Accidents happen more often than severe stress. Extra tension
may result in people taking more alcohol or drugs or smoking more
Some Dos and Don'ts
- Don't bottle up feelings
- Do express your emotions and let children share your grief
- Don't avoid talking about what happened
- Do take every opportunity to review the experience
- Do allow yourself to be part of a group of people who care
- Don't expect memories to go away – the feelings
you experience will stay with you for a long time to come
- Don't forget that children experience similar feelings
- Do take time out to sleep, rest, think and be with
those important to you
- Do express your needs clearly and honestly
- Do try to keep your life as normal as possible
after the acute grief
- Do let children talk about their emotions and express
themselves in games and drawings
- Do send children back to school and let them keep
up their activities
- Accidents are more common after severe stress so:
- Do drive more carefully
- Do be more careful around the house
If it's hard for you to cope your GP, health services,
counselling services or voluntary organisations can help you with
advice and support.
When to seek professional help
- If you feel your emotions are not falling into
place into place as time goes by
- If you feel tense, confused, empty and exhausted
- If, after a month, you continue to feel numb
- If you continue to have nightmares or sleep badly
- If you feel the need to share your feelings but
have no one to share them with
- If your relationships seem to be suffering badly, or if sexual
- If you have accidents
- If you continue to smoke, drink or take drugs to
- If your work performance suffers
- If you are worried that those around you are
particularly vulnerable or are not recovering satisfactorily
- If you have been involved as a helper and are suffering
Do remember that:
- you are basically the same person you were before
- help is available
Where to get help
Many GPs have access to counselling and support services.
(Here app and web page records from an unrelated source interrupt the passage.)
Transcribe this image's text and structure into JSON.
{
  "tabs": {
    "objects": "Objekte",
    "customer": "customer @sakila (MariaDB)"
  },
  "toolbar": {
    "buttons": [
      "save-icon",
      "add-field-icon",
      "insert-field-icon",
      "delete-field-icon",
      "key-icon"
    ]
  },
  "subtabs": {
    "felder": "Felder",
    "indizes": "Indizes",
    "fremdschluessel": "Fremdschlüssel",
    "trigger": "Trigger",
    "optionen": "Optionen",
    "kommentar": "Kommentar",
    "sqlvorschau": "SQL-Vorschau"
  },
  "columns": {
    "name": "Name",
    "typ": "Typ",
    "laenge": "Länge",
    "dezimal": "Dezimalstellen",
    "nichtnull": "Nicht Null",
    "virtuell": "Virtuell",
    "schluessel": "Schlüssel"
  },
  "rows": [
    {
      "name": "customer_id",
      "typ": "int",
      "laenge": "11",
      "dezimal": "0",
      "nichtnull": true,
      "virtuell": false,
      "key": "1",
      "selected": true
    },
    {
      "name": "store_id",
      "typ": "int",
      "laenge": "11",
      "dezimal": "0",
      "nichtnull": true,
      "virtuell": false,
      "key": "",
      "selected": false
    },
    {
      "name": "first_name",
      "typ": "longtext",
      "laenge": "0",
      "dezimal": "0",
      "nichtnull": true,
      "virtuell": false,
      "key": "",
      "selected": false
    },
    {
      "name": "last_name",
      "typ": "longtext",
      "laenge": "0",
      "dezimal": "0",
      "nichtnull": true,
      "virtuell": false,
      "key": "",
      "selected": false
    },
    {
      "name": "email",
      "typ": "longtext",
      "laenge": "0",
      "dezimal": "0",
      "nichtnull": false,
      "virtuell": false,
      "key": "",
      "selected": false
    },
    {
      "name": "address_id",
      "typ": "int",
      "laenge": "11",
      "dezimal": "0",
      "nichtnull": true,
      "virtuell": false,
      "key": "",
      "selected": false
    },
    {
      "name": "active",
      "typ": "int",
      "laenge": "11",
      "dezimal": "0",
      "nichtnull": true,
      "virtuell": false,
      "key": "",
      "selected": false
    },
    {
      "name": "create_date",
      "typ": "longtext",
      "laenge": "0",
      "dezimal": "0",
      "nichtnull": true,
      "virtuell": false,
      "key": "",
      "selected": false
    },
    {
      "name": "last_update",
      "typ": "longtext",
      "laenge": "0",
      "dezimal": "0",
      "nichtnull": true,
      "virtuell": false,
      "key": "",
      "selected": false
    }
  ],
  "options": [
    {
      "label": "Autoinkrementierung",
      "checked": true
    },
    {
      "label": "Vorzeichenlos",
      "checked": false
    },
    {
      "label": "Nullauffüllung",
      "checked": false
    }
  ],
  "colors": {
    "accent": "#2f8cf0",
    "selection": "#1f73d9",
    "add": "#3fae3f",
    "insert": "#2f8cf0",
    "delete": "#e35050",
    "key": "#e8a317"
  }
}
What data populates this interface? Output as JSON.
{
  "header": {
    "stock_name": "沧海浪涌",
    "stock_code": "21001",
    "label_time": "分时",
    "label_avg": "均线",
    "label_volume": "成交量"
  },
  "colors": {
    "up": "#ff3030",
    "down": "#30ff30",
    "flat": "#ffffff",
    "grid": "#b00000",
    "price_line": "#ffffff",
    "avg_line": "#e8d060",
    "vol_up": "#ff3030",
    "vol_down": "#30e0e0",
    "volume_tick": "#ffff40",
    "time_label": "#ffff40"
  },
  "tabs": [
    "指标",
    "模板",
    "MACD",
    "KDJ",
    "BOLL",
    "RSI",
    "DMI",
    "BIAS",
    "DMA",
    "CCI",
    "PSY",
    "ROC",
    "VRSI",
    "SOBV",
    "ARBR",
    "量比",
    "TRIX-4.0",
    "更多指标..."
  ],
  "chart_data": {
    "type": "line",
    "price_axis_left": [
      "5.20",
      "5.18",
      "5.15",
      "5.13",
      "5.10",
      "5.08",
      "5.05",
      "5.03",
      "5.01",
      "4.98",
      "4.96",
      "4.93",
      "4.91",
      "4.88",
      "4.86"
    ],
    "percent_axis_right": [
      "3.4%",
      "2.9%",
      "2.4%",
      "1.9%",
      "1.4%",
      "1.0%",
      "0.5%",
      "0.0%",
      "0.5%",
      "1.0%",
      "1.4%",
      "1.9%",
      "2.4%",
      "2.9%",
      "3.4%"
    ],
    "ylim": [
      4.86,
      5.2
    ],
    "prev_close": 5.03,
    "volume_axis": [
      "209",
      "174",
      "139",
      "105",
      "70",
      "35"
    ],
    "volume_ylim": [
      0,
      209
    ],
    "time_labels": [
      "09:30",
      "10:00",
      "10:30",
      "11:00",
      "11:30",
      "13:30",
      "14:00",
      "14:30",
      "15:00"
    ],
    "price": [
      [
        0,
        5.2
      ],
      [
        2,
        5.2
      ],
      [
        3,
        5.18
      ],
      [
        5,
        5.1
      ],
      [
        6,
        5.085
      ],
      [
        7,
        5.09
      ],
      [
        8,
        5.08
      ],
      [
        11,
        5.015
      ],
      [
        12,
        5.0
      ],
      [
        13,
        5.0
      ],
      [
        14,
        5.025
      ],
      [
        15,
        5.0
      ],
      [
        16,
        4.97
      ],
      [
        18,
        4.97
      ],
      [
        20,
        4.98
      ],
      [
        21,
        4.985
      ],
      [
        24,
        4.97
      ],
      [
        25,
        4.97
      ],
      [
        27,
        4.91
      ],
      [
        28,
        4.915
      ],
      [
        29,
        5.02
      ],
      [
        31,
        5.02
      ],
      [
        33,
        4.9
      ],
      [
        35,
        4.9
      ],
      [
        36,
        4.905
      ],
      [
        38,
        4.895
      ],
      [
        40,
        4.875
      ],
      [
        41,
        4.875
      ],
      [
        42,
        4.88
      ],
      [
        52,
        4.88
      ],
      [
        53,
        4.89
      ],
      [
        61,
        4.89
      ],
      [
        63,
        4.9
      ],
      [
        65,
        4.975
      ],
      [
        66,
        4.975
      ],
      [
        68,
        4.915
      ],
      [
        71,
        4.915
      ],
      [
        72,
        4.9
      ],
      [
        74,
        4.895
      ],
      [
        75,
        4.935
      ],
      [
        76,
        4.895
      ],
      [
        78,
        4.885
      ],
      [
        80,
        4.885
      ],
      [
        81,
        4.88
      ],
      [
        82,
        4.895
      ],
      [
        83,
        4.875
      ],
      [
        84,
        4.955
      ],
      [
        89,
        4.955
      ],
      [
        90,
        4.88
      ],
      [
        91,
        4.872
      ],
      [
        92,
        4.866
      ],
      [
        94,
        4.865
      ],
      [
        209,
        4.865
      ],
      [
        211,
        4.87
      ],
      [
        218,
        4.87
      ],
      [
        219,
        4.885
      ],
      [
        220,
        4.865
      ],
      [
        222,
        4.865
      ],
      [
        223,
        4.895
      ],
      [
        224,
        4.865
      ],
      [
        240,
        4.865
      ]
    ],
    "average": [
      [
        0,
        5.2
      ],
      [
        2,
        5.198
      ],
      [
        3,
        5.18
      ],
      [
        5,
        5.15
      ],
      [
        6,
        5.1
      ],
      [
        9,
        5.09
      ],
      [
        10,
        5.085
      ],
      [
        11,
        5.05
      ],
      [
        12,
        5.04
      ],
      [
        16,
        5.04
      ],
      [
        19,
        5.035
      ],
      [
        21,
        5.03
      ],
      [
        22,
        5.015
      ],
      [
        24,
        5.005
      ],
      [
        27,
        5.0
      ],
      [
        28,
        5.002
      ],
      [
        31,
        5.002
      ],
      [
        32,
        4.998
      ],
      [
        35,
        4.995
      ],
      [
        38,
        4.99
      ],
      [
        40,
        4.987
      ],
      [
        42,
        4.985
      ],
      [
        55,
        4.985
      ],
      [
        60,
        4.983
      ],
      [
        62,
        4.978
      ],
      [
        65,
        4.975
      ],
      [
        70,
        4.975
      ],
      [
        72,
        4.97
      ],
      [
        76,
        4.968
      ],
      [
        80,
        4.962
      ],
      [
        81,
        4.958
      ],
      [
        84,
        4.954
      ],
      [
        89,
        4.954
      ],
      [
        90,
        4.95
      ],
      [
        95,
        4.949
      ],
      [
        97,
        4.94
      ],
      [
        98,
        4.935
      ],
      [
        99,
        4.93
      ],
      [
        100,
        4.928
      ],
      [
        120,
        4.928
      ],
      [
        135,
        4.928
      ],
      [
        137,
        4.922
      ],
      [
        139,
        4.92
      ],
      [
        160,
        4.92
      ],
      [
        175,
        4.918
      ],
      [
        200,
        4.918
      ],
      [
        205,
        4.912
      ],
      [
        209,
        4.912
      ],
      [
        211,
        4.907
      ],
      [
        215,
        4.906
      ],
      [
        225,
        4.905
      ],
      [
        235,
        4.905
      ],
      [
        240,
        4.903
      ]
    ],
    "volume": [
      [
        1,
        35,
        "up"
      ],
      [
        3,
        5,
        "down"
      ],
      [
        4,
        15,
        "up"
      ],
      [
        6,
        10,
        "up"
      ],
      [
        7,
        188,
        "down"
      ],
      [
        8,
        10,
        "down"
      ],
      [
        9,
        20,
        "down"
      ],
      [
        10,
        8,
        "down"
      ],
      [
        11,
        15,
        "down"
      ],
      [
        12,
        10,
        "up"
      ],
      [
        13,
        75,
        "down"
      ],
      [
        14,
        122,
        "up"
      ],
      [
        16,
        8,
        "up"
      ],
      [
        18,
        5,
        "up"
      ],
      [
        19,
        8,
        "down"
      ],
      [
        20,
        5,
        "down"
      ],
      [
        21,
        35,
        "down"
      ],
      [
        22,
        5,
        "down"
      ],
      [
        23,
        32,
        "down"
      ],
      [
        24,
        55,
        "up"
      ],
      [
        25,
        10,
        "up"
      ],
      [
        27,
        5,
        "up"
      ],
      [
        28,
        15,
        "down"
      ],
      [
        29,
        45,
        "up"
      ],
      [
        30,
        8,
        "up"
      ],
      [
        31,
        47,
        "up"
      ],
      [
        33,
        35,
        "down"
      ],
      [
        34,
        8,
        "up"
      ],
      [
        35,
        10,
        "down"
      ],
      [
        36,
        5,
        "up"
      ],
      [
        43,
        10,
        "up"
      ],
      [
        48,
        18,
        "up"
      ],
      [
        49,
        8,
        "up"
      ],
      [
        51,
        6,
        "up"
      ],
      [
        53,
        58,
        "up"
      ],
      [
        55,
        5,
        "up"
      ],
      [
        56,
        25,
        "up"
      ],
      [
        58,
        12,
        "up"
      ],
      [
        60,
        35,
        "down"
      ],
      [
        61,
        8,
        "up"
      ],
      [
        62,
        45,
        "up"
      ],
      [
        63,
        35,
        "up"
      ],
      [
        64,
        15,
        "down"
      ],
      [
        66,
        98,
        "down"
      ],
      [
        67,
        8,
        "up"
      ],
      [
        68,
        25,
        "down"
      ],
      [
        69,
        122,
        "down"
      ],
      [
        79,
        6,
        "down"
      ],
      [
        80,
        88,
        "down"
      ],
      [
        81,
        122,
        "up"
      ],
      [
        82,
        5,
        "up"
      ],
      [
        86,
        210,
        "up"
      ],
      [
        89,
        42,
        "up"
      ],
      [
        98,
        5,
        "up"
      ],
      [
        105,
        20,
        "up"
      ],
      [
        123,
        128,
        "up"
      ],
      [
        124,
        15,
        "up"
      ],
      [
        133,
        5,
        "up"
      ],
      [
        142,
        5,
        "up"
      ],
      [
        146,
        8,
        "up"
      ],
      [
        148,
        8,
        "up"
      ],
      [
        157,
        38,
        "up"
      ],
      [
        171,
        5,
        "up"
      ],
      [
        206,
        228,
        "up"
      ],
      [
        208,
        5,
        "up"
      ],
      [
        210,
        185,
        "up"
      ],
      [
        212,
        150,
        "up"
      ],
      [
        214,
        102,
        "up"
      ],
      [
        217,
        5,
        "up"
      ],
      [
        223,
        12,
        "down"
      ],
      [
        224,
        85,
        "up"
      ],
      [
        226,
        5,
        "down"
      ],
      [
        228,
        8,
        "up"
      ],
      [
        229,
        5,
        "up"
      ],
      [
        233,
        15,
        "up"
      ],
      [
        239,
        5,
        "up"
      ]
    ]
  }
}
You
may prefer to contact other organisations.
The following organisations may be able to help you:
Tel: 0800 1111 (children's line)
Tel: 0844 8030
Tel: 0844 477 9400 (daytime helpline)
Tel: 0845 7909090 National Number
Chums (Child Bereavement, Trauma and
Tel: 01525 863924